Federal panel asks state court to resolve public nudity case
- A New York City photographer who brought a federal civil suit against the city over an arrest threat if he took nude pictures will have to wait until the state’s highest court resolves the issue under state law.
The U.S. Court of Appeals in New York City (2nd Cir.) in late March asked the state’s highest court to determine if a photographer’s planned public shoot of dozens of nude models violated state law and if so, whether that state law violated the New York Constitution.
The three-judge federal panel could not agree on resolution of any of the issues in the case, but only on the decision to postpone resolution of the First Amendment issue until the New York Court of Appeals in Albany resolves the state question.
Judge Guido Calabresi, writing only for himself, questioned the reasoning behind the city’s efforts to stop photographer Spencer Tunick, from taking pictures of 75-100 nudes in New York City.
Calabresi noted the increasing volume of First Amendment cases amassed under Giuliani’s administration, likening the federal courts to local licensors for the city.

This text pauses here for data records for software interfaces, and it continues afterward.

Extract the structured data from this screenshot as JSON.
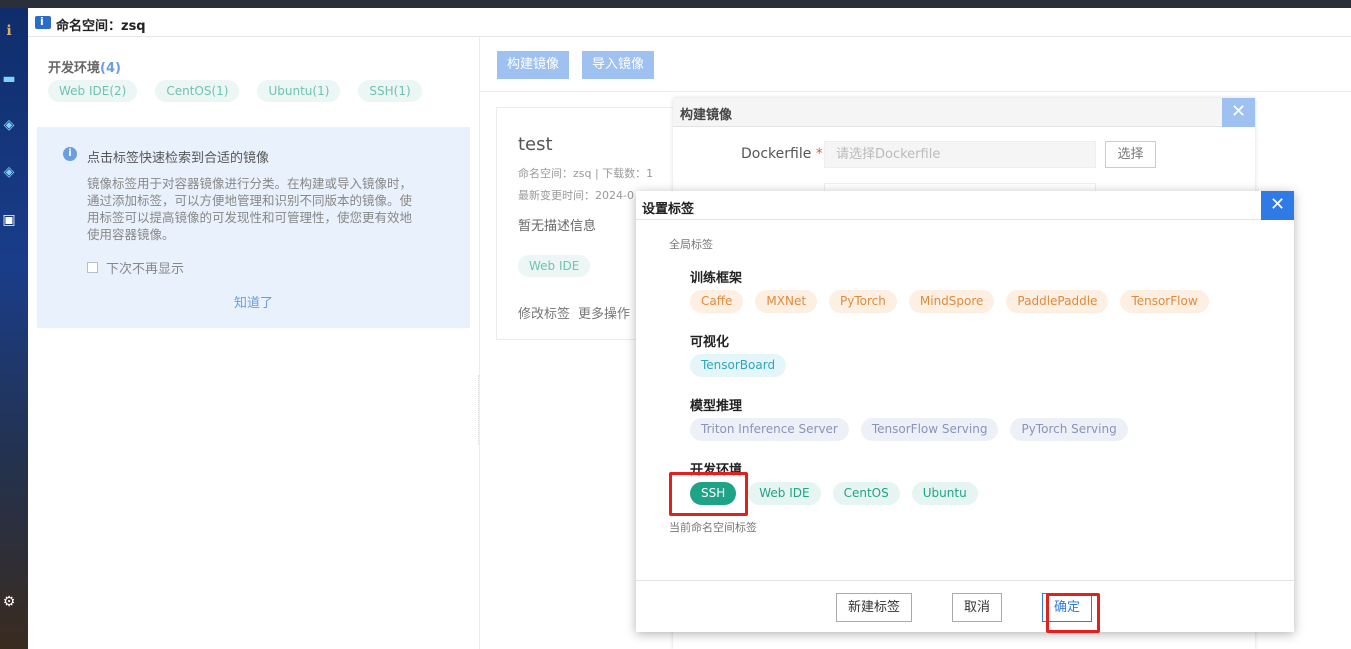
{
  "window": {
    "title": "命名空间：zsq"
  },
  "left_panel": {
    "filter_title": "开发环境",
    "filter_count": "(4)",
    "chips": [
      "Web IDE(2)",
      "CentOS(1)",
      "Ubuntu(1)",
      "SSH(1)"
    ],
    "tip": {
      "title": "点击标签快速检索到合适的镜像",
      "body": "镜像标签用于对容器镜像进行分类。在构建或导入镜像时，通过添加标签，可以方便地管理和识别不同版本的镜像。使用标签可以提高镜像的可发现性和可管理性，使您更有效地使用容器镜像。",
      "checkbox_label": "下次不再显示",
      "ok_label": "知道了"
    }
  },
  "toolbar": {
    "build_label": "构建镜像",
    "import_label": "导入镜像"
  },
  "card": {
    "title": "test",
    "meta_line1": "命名空间：zsq  |  下载数：1",
    "meta_line2": "最新变更时间：2024-0",
    "description": "暂无描述信息",
    "tag": "Web IDE",
    "edit_tags": "修改标签",
    "more_actions": "更多操作"
  },
  "build_dialog": {
    "title": "构建镜像",
    "dockerfile_label": "Dockerfile",
    "required_mark": "*",
    "dockerfile_placeholder": "请选择Dockerfile",
    "select_label": "选择"
  },
  "tag_dialog": {
    "title": "设置标签",
    "global_label": "全局标签",
    "namespace_label": "当前命名空间标签",
    "categories": [
      {
        "name": "训练框架",
        "color": "orange",
        "tags": [
          "Caffe",
          "MXNet",
          "PyTorch",
          "MindSpore",
          "PaddlePaddle",
          "TensorFlow"
        ]
      },
      {
        "name": "可视化",
        "color": "cyan",
        "tags": [
          "TensorBoard"
        ]
      },
      {
        "name": "模型推理",
        "color": "purple",
        "tags": [
          "Triton Inference Server",
          "TensorFlow Serving",
          "PyTorch Serving"
        ]
      },
      {
        "name": "开发环境",
        "color": "green",
        "tags": [
          "SSH",
          "Web IDE",
          "CentOS",
          "Ubuntu"
        ],
        "selected": "SSH"
      }
    ],
    "buttons": {
      "new_tag": "新建标签",
      "cancel": "取消",
      "confirm": "确定"
    }
  },
  "colors": {
    "primary": "#2f7ae5",
    "highlight": "#e3201b",
    "selected_tag": "#1fa387"
  }
}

“We would be ostriches if we failed to take judicial notice of the heavy stream of First Amendment litigation generated by New York City in recent years,” he wrote. “In the current and rather remarkable state of affairs in New York City, there is an all-too-clear danger that the courts, instead of merely interpreting and defending federal rights, may cross the line and become, in effect, an agency that performs crucial local government functions.”
In a separate opinion, Judge Robert Sack agreed with Calabresi that the state court should address the state constitutional issue first, but only because he could not get another judge on the panel to agree that the court should not postpone action when a First Amendment right is allegedly being violated.

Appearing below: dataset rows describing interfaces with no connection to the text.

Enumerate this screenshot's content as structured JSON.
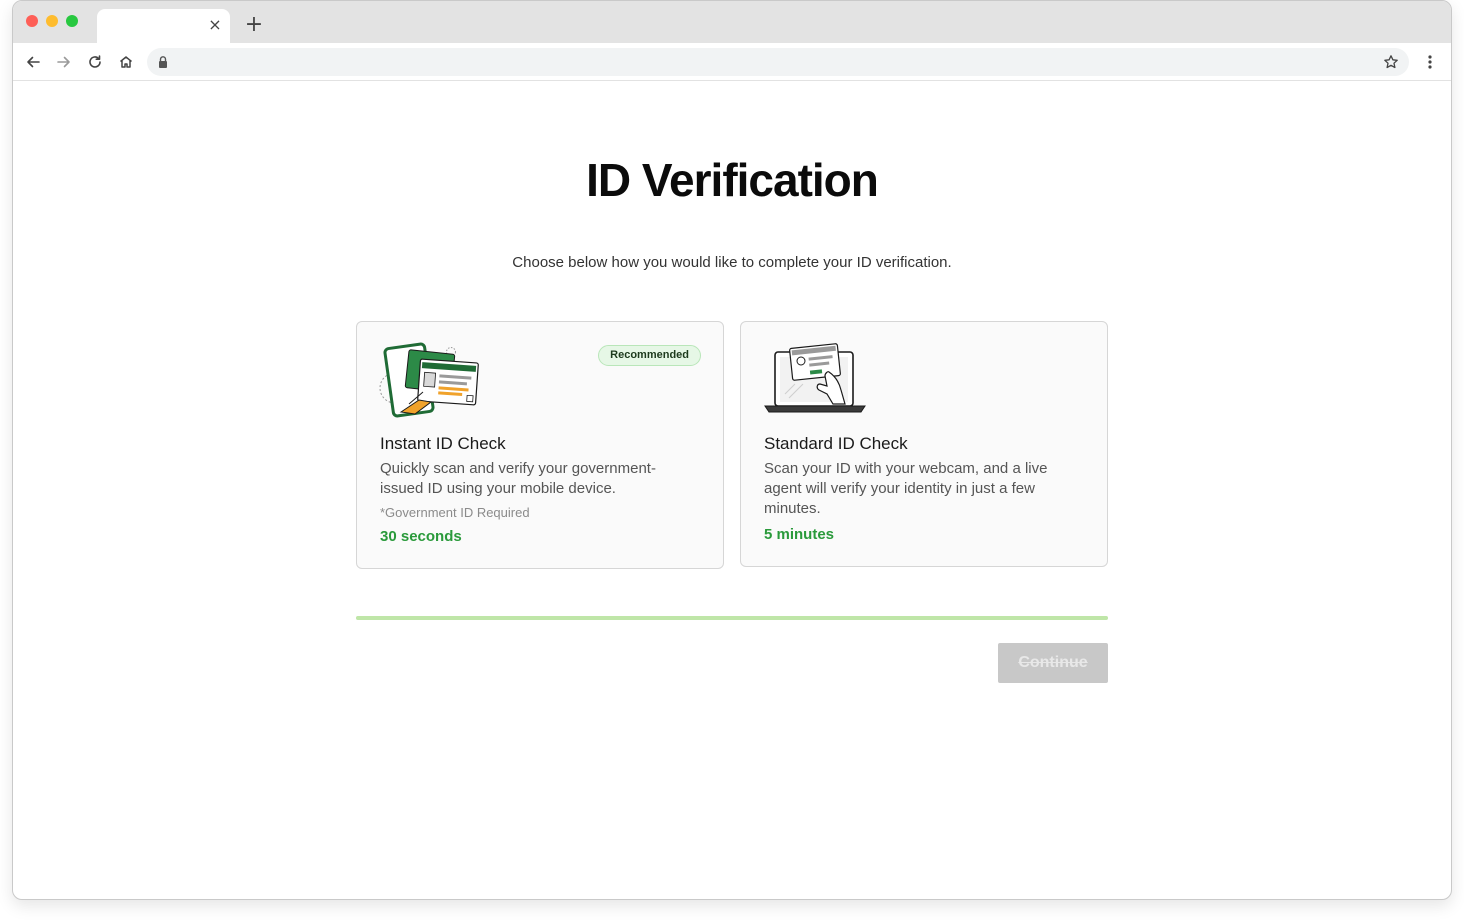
{
  "browser": {
    "tab_title": "",
    "tab_close_icon": "×",
    "new_tab_icon": "+",
    "url": ""
  },
  "page": {
    "title": "ID Verification",
    "subtitle": "Choose below how you would like to complete your ID verification."
  },
  "options": [
    {
      "title": "Instant ID Check",
      "badge": "Recommended",
      "description": "Quickly scan and verify your government-issued ID using your mobile device.",
      "note": "*Government ID Required",
      "time": "30 seconds",
      "illustration": "phone-with-id-cards-illustration"
    },
    {
      "title": "Standard ID Check",
      "description": "Scan your ID with your webcam, and a live agent will verify your identity in just a few minutes.",
      "time": "5 minutes",
      "illustration": "laptop-with-id-card-illustration"
    }
  ],
  "progress": {
    "value": 1.0
  },
  "actions": {
    "continue_label": "Continue",
    "continue_enabled": false
  },
  "colors": {
    "accent_green": "#2a9a3b",
    "badge_bg": "#e6f7e6",
    "button_disabled": "#c8c8c8"
  }
}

Sack also criticized the city for leaving the decision on how to handle public nudity to the police.
“Police censorship is, if anything, more dangerous than a licensing system,” he wrote. “I do not think that law enforcement officials may stop expressive activity before it begins absent a clear statute making the activity illegal. The police operate under no such clear mandate here.”
Tunick, a photographer of “living sculptures” whose work, the court noted, has appeared in numerous galleries and been reviewed in national magazines, has been arrested five times for photographing volunteer nudes in public without a permit.

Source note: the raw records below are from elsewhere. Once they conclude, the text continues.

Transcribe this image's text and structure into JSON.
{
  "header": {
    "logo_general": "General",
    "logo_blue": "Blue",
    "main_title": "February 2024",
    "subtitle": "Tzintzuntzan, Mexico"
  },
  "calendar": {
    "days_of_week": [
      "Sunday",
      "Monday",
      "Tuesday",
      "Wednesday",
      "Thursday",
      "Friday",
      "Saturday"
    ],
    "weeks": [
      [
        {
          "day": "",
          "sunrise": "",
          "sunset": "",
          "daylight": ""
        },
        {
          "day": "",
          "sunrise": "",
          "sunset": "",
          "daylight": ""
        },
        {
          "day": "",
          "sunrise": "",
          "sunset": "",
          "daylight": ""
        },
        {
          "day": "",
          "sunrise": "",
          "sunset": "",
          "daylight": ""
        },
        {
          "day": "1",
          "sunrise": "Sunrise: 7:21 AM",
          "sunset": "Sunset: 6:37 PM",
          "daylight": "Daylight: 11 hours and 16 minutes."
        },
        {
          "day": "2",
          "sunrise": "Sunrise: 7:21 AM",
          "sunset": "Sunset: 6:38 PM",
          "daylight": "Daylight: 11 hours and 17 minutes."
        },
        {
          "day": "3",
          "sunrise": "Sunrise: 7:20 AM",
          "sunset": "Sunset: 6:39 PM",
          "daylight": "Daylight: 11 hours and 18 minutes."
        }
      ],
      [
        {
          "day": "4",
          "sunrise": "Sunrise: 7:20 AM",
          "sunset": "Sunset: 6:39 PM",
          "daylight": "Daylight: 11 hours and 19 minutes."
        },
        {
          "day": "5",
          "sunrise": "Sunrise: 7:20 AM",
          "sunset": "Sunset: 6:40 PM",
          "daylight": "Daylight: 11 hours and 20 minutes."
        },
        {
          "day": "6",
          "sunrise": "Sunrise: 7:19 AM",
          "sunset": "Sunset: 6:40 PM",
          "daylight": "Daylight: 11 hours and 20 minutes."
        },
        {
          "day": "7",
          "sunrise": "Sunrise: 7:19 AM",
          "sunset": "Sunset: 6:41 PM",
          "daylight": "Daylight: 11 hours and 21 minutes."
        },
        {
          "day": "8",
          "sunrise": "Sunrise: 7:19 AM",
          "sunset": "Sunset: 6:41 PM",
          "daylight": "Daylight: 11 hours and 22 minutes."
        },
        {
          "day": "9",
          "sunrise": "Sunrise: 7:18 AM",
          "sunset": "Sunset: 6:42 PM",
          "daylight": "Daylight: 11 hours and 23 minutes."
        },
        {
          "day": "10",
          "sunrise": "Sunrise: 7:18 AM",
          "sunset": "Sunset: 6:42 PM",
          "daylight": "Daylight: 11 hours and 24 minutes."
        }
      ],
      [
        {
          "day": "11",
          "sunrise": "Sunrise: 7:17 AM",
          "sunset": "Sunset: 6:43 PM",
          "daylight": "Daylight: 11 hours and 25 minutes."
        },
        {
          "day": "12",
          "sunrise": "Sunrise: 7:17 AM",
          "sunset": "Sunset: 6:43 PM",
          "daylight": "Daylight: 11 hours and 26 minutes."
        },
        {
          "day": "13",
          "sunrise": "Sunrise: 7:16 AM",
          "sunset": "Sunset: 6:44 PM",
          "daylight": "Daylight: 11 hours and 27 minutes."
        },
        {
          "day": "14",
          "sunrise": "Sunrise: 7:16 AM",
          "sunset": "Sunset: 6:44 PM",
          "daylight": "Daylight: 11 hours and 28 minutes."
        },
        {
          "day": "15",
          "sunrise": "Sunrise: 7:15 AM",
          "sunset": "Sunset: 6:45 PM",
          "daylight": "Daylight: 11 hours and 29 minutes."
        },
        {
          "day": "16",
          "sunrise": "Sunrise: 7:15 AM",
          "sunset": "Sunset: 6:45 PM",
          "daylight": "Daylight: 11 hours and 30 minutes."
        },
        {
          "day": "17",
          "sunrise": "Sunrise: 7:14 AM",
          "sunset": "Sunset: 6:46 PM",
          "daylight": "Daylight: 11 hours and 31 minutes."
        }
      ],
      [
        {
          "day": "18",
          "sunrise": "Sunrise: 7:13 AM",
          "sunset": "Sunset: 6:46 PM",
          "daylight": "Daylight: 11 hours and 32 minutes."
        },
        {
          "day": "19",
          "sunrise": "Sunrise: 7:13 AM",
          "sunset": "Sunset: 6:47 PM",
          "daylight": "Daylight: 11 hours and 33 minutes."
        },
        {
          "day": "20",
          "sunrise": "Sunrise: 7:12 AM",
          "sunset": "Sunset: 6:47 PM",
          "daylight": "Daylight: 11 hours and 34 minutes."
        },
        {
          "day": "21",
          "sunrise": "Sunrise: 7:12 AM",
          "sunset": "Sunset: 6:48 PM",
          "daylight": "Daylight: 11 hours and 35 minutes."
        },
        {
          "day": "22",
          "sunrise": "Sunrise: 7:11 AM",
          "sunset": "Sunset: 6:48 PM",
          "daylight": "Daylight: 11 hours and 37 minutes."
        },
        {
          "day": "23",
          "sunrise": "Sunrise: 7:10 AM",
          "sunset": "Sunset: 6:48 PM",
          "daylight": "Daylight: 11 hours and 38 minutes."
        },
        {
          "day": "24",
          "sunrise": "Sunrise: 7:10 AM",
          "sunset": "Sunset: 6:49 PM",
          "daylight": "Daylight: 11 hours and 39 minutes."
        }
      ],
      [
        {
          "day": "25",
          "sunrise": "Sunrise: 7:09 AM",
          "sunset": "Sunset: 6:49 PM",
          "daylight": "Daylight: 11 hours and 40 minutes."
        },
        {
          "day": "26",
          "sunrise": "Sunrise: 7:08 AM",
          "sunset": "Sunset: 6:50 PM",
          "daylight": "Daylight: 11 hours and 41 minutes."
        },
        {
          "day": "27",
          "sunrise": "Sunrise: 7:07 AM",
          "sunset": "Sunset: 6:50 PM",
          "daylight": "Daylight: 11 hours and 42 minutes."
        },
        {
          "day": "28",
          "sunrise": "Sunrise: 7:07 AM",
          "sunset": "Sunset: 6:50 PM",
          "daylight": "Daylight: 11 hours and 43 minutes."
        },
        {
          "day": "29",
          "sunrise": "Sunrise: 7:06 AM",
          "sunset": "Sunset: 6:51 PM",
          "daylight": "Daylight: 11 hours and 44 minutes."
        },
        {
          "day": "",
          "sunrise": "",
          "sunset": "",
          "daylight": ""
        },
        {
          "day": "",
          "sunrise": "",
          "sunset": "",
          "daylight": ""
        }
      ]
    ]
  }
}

Last year, Tunick applied for a permit to shoot numerous models on July 18, 1999, between 5:30 a.m. and 6:30 a.m. in a residential Manhattan neighborhood. The session was to involve predominantly clothed models including a five-minute shoot of nude models. He was granted the permit for the clothed models and denied the permit for the nude shoot. Tunick then sued the city for violating his rights under the First Amendment.
“They usually just ticket me. We defend our First Amendment rights. It gets thrown out of court. But now I don’t think Giuliani can tell the difference between pornography and nudity,” he said in an interview with salon.com.
At the center of the dispute lies an exemption in the state’s anti-nudity law. N.Y. Penal Law 245.01 states that a person can be found guilty if their “private or intimate parts of their body are unclothed or exposed” or if they facilitate such an act. Yet, an exemption is provided for breastfeeding mothers or to “any person entertaining or performing in a play, exhibition, show or entertainment.”
“One need not contemplate why, on the city’s reasoning, a totally naked production of ‘Hamlet’ could be staged in the middle of Grand Central Station during rush hour, while Tunick’s photo shoot had to be banned regardless of time, place or manner in which it occurred, to say that statute as interpreted by the city would raise serious constitutional issues,” wrote Calabresi.
(Tunick v. Safir; Artist’s Counsel: Ronald Kuby, New York City)
© 2000 The Reporters Committee for Freedom of the Press